Extracted entries Start Marker

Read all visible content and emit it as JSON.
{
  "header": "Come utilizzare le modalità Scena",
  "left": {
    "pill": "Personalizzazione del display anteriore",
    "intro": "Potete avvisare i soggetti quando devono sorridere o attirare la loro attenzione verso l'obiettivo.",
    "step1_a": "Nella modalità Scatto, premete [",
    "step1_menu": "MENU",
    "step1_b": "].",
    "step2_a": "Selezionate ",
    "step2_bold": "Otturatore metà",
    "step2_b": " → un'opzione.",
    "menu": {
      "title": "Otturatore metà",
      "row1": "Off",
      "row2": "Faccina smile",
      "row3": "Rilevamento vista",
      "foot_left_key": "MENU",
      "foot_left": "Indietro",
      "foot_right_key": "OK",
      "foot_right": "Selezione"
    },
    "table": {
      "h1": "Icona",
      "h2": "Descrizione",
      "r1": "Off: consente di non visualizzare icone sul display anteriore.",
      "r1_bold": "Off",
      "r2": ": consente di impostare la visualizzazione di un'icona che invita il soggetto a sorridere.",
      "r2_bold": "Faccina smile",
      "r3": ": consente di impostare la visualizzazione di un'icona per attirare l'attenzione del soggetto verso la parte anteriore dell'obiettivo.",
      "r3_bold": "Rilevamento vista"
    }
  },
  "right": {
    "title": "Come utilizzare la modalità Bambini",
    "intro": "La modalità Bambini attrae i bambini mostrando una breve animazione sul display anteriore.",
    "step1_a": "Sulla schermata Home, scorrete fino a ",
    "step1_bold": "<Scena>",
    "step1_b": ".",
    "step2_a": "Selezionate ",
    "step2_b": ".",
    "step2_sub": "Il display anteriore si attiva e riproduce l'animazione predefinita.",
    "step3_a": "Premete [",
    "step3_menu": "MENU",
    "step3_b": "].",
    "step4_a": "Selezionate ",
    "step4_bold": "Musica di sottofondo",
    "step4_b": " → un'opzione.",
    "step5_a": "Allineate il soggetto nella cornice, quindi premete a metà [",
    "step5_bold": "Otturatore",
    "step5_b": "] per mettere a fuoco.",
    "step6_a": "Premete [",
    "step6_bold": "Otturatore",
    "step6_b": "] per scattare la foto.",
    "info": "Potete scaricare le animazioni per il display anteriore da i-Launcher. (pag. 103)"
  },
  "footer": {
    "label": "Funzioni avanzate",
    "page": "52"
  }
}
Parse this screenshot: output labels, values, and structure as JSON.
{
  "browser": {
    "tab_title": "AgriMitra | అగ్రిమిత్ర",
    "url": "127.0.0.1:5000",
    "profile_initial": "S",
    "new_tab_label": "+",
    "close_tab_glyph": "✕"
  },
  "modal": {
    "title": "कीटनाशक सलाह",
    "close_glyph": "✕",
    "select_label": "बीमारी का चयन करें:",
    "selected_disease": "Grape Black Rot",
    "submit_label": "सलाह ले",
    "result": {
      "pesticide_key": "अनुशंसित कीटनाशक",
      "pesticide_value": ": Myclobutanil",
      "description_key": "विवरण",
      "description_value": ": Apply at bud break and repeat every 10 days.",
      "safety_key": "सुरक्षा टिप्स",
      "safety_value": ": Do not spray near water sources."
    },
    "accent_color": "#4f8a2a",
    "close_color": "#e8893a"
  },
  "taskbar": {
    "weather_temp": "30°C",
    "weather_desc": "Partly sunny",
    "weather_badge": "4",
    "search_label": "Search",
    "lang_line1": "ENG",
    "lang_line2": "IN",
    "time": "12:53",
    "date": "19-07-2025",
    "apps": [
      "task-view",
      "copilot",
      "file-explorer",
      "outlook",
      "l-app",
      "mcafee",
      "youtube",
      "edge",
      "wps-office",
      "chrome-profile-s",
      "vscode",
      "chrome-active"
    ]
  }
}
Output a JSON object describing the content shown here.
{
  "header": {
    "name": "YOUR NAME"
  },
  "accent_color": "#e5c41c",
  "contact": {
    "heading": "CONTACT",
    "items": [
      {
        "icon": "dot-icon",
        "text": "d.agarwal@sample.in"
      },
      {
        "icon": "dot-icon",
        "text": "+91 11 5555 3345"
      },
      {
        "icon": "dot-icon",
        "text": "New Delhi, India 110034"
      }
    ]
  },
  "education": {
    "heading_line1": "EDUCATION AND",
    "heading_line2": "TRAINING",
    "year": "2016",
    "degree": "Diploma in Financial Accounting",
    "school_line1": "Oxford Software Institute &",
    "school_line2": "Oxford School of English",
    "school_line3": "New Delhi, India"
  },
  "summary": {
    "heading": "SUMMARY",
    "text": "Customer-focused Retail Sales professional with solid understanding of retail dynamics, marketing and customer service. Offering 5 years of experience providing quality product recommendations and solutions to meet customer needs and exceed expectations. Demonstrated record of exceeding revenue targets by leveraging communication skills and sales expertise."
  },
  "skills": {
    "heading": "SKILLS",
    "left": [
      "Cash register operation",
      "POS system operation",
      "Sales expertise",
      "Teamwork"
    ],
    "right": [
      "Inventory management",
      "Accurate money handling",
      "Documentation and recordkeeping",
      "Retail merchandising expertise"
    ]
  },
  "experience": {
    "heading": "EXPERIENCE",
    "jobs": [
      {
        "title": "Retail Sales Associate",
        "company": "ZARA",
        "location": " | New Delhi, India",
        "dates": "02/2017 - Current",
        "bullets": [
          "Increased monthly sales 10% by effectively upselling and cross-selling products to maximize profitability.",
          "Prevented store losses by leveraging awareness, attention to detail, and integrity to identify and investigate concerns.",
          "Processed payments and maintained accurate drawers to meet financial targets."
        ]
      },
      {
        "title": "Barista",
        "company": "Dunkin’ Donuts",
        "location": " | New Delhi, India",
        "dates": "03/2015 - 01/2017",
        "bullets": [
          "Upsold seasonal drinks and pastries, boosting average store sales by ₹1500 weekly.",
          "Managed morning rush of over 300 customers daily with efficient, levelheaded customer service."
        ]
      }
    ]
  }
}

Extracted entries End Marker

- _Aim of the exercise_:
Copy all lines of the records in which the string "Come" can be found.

- _Answer space_:
  "header": "Come utilizzare le modalità Scena",
    "title": "Come utilizzare la modalità Bambini",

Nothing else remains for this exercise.